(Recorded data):
= = = = =
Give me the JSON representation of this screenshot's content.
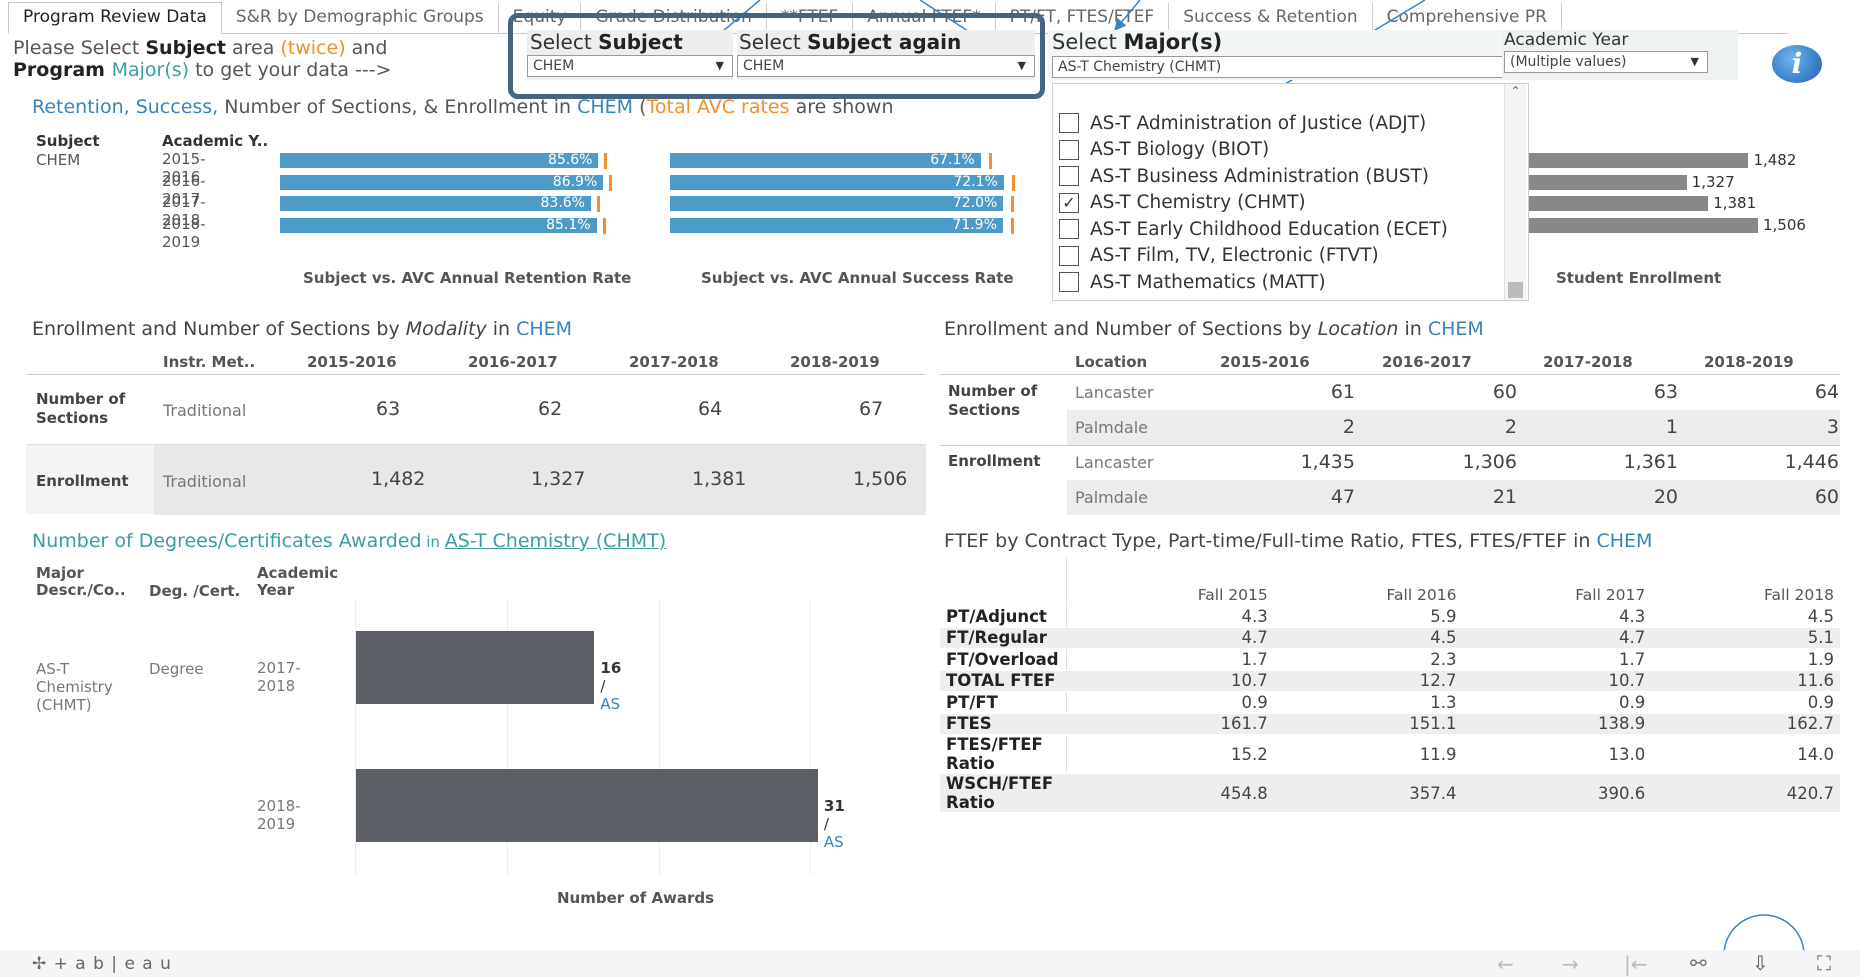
{
  "tabs": [
    {
      "label": "Program Review Data",
      "active": true
    },
    {
      "label": "S&R by Demographic Groups"
    },
    {
      "label": "Equity"
    },
    {
      "label": "Grade Distribution"
    },
    {
      "label": "**FTEF"
    },
    {
      "label": "Annual FTEF*"
    },
    {
      "label": "PT/FT, FTES/FTEF"
    },
    {
      "label": "Success & Retention"
    },
    {
      "label": "Comprehensive PR"
    }
  ],
  "instructions": {
    "t1": "Please Select ",
    "t2": "Subject",
    "t3": " area ",
    "t4": "(twice)",
    "t5": " and",
    "t6": "Program ",
    "t7": "Major(s)",
    "t8": "  to get your data --->"
  },
  "subject_filter": {
    "label_a": "Select ",
    "label_b": "Subject",
    "value": "CHEM"
  },
  "subject_filter2": {
    "label_a": "Select ",
    "label_b": "Subject ",
    "label_c": "again",
    "value": "CHEM"
  },
  "major_filter": {
    "label_a": "Select ",
    "label_b": "Major(s)",
    "value": "AS-T Chemistry (CHMT)",
    "options": [
      {
        "label": "AS-T Administration of Justice (ADJT)",
        "checked": false
      },
      {
        "label": "AS-T Biology (BIOT)",
        "checked": false
      },
      {
        "label": "AS-T Business Administration (BUST)",
        "checked": false
      },
      {
        "label": "AS-T Chemistry (CHMT)",
        "checked": true
      },
      {
        "label": "AS-T Early Childhood Education (ECET)",
        "checked": false
      },
      {
        "label": "AS-T Film, TV, Electronic (FTVT)",
        "checked": false
      },
      {
        "label": "AS-T Mathematics (MATT)",
        "checked": false
      }
    ],
    "check_glyph": "✓"
  },
  "year_filter": {
    "label_a": "Ac",
    "label_b": "ademic Year",
    "value": "(Multiple values)"
  },
  "info_icon": "i",
  "retention": {
    "title_a": "Retention, Success,",
    "title_b": " Number of Sections,  & Enrollment in ",
    "title_c": "CHEM",
    "title_d": "  (",
    "title_e": "Total AVC rates",
    "title_f": " are shown",
    "col_subject": "Subject",
    "col_year": "Academic Y..",
    "subject": "CHEM",
    "footer_retention": "Subject vs. AVC Annual Retention Rate",
    "footer_success": "Subject vs. AVC Annual Success Rate",
    "footer_enrollment": "Student Enrollment",
    "rows": [
      {
        "year": "2015-2016",
        "retention": "85.6%",
        "success": "67.1%",
        "enrollment": "1,482"
      },
      {
        "year": "2016-2017",
        "retention": "86.9%",
        "success": "72.1%",
        "enrollment": "1,327"
      },
      {
        "year": "2017-2018",
        "retention": "83.6%",
        "success": "72.0%",
        "enrollment": "1,381"
      },
      {
        "year": "2018-2019",
        "retention": "85.1%",
        "success": "71.9%",
        "enrollment": "1,506"
      }
    ]
  },
  "modality": {
    "title_a": "Enrollment and Number of Sections by ",
    "title_b": "Modality",
    "title_c": " in ",
    "title_d": "CHEM",
    "col_instr": "Instr. Met..",
    "years": [
      "2015-2016",
      "2016-2017",
      "2017-2018",
      "2018-2019"
    ],
    "sections_label": "Number of Sections",
    "enrollment_label": "Enrollment",
    "method": "Traditional",
    "sections": [
      "63",
      "62",
      "64",
      "67"
    ],
    "enrollment": [
      "1,482",
      "1,327",
      "1,381",
      "1,506"
    ]
  },
  "location": {
    "title_a": "Enrollment and Number of Sections by ",
    "title_b": "Location",
    "title_c": "  in ",
    "title_d": "CHEM",
    "col_location": "Location",
    "years": [
      "2015-2016",
      "2016-2017",
      "2017-2018",
      "2018-2019"
    ],
    "sections_label": "Number of Sections",
    "enrollment_label": "Enrollment",
    "sections": [
      {
        "loc": "Lancaster",
        "vals": [
          "61",
          "60",
          "63",
          "64"
        ]
      },
      {
        "loc": "Palmdale",
        "vals": [
          "2",
          "2",
          "1",
          "3"
        ]
      }
    ],
    "enrollment": [
      {
        "loc": "Lancaster",
        "vals": [
          "1,435",
          "1,306",
          "1,361",
          "1,446"
        ]
      },
      {
        "loc": "Palmdale",
        "vals": [
          "47",
          "21",
          "20",
          "60"
        ]
      }
    ]
  },
  "degrees": {
    "title_a": "Number of Degrees/Certificates Awarded",
    "title_b": " in ",
    "title_c": "AS-T Chemistry (CHMT)",
    "col_major_a": "Major",
    "col_major_b": "Descr./Co..",
    "col_deg": "Deg. /Cert.",
    "col_year_a": "Academic",
    "col_year_b": "Year",
    "major_a": "AS-T",
    "major_b": "Chemistry",
    "major_c": "(CHMT)",
    "deg": "Degree",
    "xlabel": "Number of Awards",
    "sep": " / ",
    "rows": [
      {
        "year": "2017-2018",
        "count": "16",
        "type": "AS"
      },
      {
        "year": "2018-2019",
        "count": "31",
        "type": "AS"
      }
    ]
  },
  "ftef": {
    "title_a": "FTEF",
    "title_b": " by Contract Type, Part-time/Full-time Ratio, FTES, FTES/FTEF  in ",
    "title_c": "CHEM",
    "cols": [
      "Fall 2015",
      "Fall 2016",
      "Fall 2017",
      "Fall 2018"
    ],
    "rows": [
      {
        "label": "PT/Adjunct",
        "vals": [
          "4.3",
          "5.9",
          "4.3",
          "4.5"
        ]
      },
      {
        "label": "FT/Regular",
        "vals": [
          "4.7",
          "4.5",
          "4.7",
          "5.1"
        ]
      },
      {
        "label": "FT/Overload",
        "vals": [
          "1.7",
          "2.3",
          "1.7",
          "1.9"
        ]
      },
      {
        "label": "TOTAL FTEF",
        "vals": [
          "10.7",
          "12.7",
          "10.7",
          "11.6"
        ]
      },
      {
        "label": "PT/FT",
        "vals": [
          "0.9",
          "1.3",
          "0.9",
          "0.9"
        ]
      },
      {
        "label": "FTES",
        "vals": [
          "161.7",
          "151.1",
          "138.9",
          "162.7"
        ]
      },
      {
        "label": "FTES/FTEF Ratio",
        "vals": [
          "15.2",
          "11.9",
          "13.0",
          "14.0"
        ]
      },
      {
        "label": "WSCH/FTEF Ratio",
        "vals": [
          "454.8",
          "357.4",
          "390.6",
          "420.7"
        ]
      }
    ]
  },
  "footer": {
    "logo": "✢ + a b | e a u",
    "back": "←",
    "forward": "→",
    "first": "|←",
    "share": "⚯",
    "download": "⇩",
    "fullscreen": "⛶"
  }
}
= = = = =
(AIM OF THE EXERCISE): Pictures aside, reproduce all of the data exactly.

(SOLUTION BELOW):
Give me the JSON representation of this screenshot's content.
{
  "tabs": [
    {
      "label": "Program Review Data",
      "active": true
    },
    {
      "label": "S&R by Demographic Groups"
    },
    {
      "label": "Equity"
    },
    {
      "label": "Grade Distribution"
    },
    {
      "label": "**FTEF"
    },
    {
      "label": "Annual FTEF*"
    },
    {
      "label": "PT/FT, FTES/FTEF"
    },
    {
      "label": "Success & Retention"
    },
    {
      "label": "Comprehensive PR"
    }
  ],
  "instructions": {
    "t1": "Please Select ",
    "t2": "Subject",
    "t3": " area ",
    "t4": "(twice)",
    "t5": " and",
    "t6": "Program ",
    "t7": "Major(s)",
    "t8": "  to get your data --->"
  },
  "subject_filter": {
    "label_a": "Select ",
    "label_b": "Subject",
    "value": "CHEM"
  },
  "subject_filter2": {
    "label_a": "Select ",
    "label_b": "Subject ",
    "label_c": "again",
    "value": "CHEM"
  },
  "major_filter": {
    "label_a": "Select ",
    "label_b": "Major(s)",
    "value": "AS-T Chemistry (CHMT)",
    "options": [
      {
        "label": "AS-T Administration of Justice (ADJT)",
        "checked": false
      },
      {
        "label": "AS-T Biology (BIOT)",
        "checked": false
      },
      {
        "label": "AS-T Business Administration (BUST)",
        "checked": false
      },
      {
        "label": "AS-T Chemistry (CHMT)",
        "checked": true
      },
      {
        "label": "AS-T Early Childhood Education (ECET)",
        "checked": false
      },
      {
        "label": "AS-T Film, TV, Electronic (FTVT)",
        "checked": false
      },
      {
        "label": "AS-T Mathematics (MATT)",
        "checked": false
      }
    ],
    "check_glyph": "✓"
  },
  "year_filter": {
    "label_a": "Ac",
    "label_b": "ademic Year",
    "value": "(Multiple values)"
  },
  "info_icon": "i",
  "retention": {
    "title_a": "Retention, Success,",
    "title_b": " Number of Sections,  & Enrollment in ",
    "title_c": "CHEM",
    "title_d": "  (",
    "title_e": "Total AVC rates",
    "title_f": " are shown",
    "col_subject": "Subject",
    "col_year": "Academic Y..",
    "subject": "CHEM",
    "footer_retention": "Subject vs. AVC Annual Retention Rate",
    "footer_success": "Subject vs. AVC Annual Success Rate",
    "footer_enrollment": "Student Enrollment",
    "rows": [
      {
        "year": "2015-2016",
        "retention": "85.6%",
        "success": "67.1%",
        "enrollment": "1,482"
      },
      {
        "year": "2016-2017",
        "retention": "86.9%",
        "success": "72.1%",
        "enrollment": "1,327"
      },
      {
        "year": "2017-2018",
        "retention": "83.6%",
        "success": "72.0%",
        "enrollment": "1,381"
      },
      {
        "year": "2018-2019",
        "retention": "85.1%",
        "success": "71.9%",
        "enrollment": "1,506"
      }
    ]
  },
  "modality": {
    "title_a": "Enrollment and Number of Sections by ",
    "title_b": "Modality",
    "title_c": " in ",
    "title_d": "CHEM",
    "col_instr": "Instr. Met..",
    "years": [
      "2015-2016",
      "2016-2017",
      "2017-2018",
      "2018-2019"
    ],
    "sections_label": "Number of Sections",
    "enrollment_label": "Enrollment",
    "method": "Traditional",
    "sections": [
      "63",
      "62",
      "64",
      "67"
    ],
    "enrollment": [
      "1,482",
      "1,327",
      "1,381",
      "1,506"
    ]
  },
  "location": {
    "title_a": "Enrollment and Number of Sections by ",
    "title_b": "Location",
    "title_c": "  in ",
    "title_d": "CHEM",
    "col_location": "Location",
    "years": [
      "2015-2016",
      "2016-2017",
      "2017-2018",
      "2018-2019"
    ],
    "sections_label": "Number of Sections",
    "enrollment_label": "Enrollment",
    "sections": [
      {
        "loc": "Lancaster",
        "vals": [
          "61",
          "60",
          "63",
          "64"
        ]
      },
      {
        "loc": "Palmdale",
        "vals": [
          "2",
          "2",
          "1",
          "3"
        ]
      }
    ],
    "enrollment": [
      {
        "loc": "Lancaster",
        "vals": [
          "1,435",
          "1,306",
          "1,361",
          "1,446"
        ]
      },
      {
        "loc": "Palmdale",
        "vals": [
          "47",
          "21",
          "20",
          "60"
        ]
      }
    ]
  },
  "degrees": {
    "title_a": "Number of Degrees/Certificates Awarded",
    "title_b": " in ",
    "title_c": "AS-T Chemistry (CHMT)",
    "col_major_a": "Major",
    "col_major_b": "Descr./Co..",
    "col_deg": "Deg. /Cert.",
    "col_year_a": "Academic",
    "col_year_b": "Year",
    "major_a": "AS-T",
    "major_b": "Chemistry",
    "major_c": "(CHMT)",
    "deg": "Degree",
    "xlabel": "Number of Awards",
    "sep": " / ",
    "rows": [
      {
        "year": "2017-2018",
        "count": "16",
        "type": "AS"
      },
      {
        "year": "2018-2019",
        "count": "31",
        "type": "AS"
      }
    ]
  },
  "ftef": {
    "title_a": "FTEF",
    "title_b": " by Contract Type, Part-time/Full-time Ratio, FTES, FTES/FTEF  in ",
    "title_c": "CHEM",
    "cols": [
      "Fall 2015",
      "Fall 2016",
      "Fall 2017",
      "Fall 2018"
    ],
    "rows": [
      {
        "label": "PT/Adjunct",
        "vals": [
          "4.3",
          "5.9",
          "4.3",
          "4.5"
        ]
      },
      {
        "label": "FT/Regular",
        "vals": [
          "4.7",
          "4.5",
          "4.7",
          "5.1"
        ]
      },
      {
        "label": "FT/Overload",
        "vals": [
          "1.7",
          "2.3",
          "1.7",
          "1.9"
        ]
      },
      {
        "label": "TOTAL FTEF",
        "vals": [
          "10.7",
          "12.7",
          "10.7",
          "11.6"
        ]
      },
      {
        "label": "PT/FT",
        "vals": [
          "0.9",
          "1.3",
          "0.9",
          "0.9"
        ]
      },
      {
        "label": "FTES",
        "vals": [
          "161.7",
          "151.1",
          "138.9",
          "162.7"
        ]
      },
      {
        "label": "FTES/FTEF Ratio",
        "vals": [
          "15.2",
          "11.9",
          "13.0",
          "14.0"
        ]
      },
      {
        "label": "WSCH/FTEF Ratio",
        "vals": [
          "454.8",
          "357.4",
          "390.6",
          "420.7"
        ]
      }
    ]
  },
  "footer": {
    "logo": "✢ + a b | e a u",
    "back": "←",
    "forward": "→",
    "first": "|←",
    "share": "⚯",
    "download": "⇩",
    "fullscreen": "⛶"
  }
}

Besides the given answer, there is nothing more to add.